It’s dramatic, goosebump-inducing stuff, but the second set raises the bar even further. Joined by Belgium’s In Praise Of Folly string quartet and French horn player Sam Morris, The Space… is inflated with enough classical gas to let it soar, while the crescendo reached on the ‘You’re holding on’ line of The Great Escape is genuinely breathtaking. Go! is both bewildering and beautiful, with lasers strafing the seats as a choreographed sea of finger torches turn the hall into a vast, magical grotto.

Perfection? Not quite. Hogarth seems a little skittish at first, nervously staring up into the gods as if troubled by the size of the room and the history it’s witnessed. But by the end he’s completely at home, lifting his arms aloft in triumph and grinning delightedly as he spots people he knows in the stalls. And the double-header of Waiting To Happen and Neverland make for a slightly anticlimactic encore, both songs gently crumbling to a close instead of raising the rafters further.

These are small quibbles – the night feels like a triumph in almost every way, for those in attendance as much as it appears to be for the band, as if they’ve all come of age together. It ends with the musicians lined up across the stage, ankle deep in confetti, taking bows and sucking in applause as the audience stand and cheer, and cheer, and cheer.

“I came here to see David Gilmour,” proclaims Hogarth. “He had a lot of shit going on… but it wasn’t like that.”
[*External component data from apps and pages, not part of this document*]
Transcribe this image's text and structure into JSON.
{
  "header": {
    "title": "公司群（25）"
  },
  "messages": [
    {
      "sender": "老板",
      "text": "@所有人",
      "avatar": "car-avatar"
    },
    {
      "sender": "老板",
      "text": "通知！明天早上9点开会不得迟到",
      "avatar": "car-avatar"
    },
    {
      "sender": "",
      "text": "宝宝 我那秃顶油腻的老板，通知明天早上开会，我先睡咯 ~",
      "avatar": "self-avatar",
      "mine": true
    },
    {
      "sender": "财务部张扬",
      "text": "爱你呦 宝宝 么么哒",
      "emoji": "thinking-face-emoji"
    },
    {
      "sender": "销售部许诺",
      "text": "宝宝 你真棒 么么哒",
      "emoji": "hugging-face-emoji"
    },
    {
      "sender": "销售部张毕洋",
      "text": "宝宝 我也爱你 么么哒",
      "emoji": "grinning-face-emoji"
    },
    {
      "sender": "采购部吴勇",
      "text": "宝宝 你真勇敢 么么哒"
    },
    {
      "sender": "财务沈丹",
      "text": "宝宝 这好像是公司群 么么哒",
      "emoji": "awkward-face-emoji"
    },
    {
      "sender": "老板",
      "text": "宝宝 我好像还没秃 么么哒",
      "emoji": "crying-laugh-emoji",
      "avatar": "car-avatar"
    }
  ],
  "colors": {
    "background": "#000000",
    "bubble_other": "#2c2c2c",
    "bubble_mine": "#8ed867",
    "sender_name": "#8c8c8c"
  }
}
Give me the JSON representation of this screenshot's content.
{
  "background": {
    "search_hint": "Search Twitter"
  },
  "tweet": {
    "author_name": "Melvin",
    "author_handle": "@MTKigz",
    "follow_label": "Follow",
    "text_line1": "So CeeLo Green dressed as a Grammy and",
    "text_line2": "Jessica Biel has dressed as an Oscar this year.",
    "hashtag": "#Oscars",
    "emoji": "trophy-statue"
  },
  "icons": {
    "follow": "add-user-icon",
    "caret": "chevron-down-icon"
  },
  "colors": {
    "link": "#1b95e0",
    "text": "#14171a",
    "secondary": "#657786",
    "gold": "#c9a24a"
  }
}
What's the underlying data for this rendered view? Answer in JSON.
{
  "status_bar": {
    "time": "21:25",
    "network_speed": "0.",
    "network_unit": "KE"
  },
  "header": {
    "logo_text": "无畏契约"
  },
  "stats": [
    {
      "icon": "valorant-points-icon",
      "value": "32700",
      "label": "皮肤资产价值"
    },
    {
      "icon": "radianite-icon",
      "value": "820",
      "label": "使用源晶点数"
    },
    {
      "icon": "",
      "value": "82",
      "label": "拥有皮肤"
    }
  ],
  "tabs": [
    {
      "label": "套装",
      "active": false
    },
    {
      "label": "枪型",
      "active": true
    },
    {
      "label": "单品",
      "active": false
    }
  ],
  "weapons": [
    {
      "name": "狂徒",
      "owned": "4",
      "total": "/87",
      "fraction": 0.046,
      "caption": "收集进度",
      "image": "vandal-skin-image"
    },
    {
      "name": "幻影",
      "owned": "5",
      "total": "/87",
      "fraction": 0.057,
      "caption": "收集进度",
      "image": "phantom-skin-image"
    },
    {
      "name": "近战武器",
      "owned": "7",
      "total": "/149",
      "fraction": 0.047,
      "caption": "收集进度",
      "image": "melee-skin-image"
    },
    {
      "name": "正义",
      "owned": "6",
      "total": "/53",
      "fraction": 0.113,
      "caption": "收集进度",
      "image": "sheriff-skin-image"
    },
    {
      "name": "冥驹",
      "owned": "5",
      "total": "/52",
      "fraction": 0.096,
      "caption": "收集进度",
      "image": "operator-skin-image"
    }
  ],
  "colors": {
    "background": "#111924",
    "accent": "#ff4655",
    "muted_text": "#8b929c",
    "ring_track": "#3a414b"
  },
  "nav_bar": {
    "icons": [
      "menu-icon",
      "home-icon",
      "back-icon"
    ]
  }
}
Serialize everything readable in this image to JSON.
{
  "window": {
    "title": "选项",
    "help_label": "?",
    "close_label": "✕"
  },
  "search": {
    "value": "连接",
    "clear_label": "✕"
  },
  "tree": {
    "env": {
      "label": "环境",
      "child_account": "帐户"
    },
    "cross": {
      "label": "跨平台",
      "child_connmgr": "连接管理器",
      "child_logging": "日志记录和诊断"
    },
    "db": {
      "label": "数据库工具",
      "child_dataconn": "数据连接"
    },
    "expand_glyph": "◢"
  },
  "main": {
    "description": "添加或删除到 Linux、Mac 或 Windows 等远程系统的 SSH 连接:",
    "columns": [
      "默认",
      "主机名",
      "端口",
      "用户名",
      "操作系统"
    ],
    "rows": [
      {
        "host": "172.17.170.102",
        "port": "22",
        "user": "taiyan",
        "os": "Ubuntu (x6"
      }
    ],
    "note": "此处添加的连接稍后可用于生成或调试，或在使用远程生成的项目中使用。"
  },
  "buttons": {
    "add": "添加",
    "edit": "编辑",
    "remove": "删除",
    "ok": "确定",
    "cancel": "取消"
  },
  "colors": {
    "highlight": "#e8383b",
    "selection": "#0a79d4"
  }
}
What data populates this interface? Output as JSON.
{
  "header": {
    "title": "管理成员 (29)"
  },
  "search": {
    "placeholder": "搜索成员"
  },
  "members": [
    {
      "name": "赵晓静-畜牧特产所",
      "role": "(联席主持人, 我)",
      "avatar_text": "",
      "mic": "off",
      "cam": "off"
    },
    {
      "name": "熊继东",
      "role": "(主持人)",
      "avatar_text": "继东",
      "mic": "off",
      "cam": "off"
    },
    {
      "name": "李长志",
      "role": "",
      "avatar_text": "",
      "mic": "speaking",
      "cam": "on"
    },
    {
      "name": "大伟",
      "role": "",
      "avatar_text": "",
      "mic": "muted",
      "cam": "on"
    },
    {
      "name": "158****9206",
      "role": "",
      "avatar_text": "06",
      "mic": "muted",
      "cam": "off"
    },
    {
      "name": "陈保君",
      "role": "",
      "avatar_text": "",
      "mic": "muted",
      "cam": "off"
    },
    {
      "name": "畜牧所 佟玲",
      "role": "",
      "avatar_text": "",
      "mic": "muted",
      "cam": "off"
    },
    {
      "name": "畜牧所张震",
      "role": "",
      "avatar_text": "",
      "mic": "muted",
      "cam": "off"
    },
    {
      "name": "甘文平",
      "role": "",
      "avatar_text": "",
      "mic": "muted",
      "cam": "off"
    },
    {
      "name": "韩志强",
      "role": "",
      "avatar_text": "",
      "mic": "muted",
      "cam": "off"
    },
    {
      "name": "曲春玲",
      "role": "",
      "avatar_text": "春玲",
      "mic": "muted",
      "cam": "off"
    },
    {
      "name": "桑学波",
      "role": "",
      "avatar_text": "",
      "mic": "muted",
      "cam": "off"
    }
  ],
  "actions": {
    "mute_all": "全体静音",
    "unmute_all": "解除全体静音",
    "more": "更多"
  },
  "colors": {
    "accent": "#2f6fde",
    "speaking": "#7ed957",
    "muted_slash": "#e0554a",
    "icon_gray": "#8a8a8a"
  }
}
He’s right. It wasn’t. This was Marillion carving out their own chunk of history.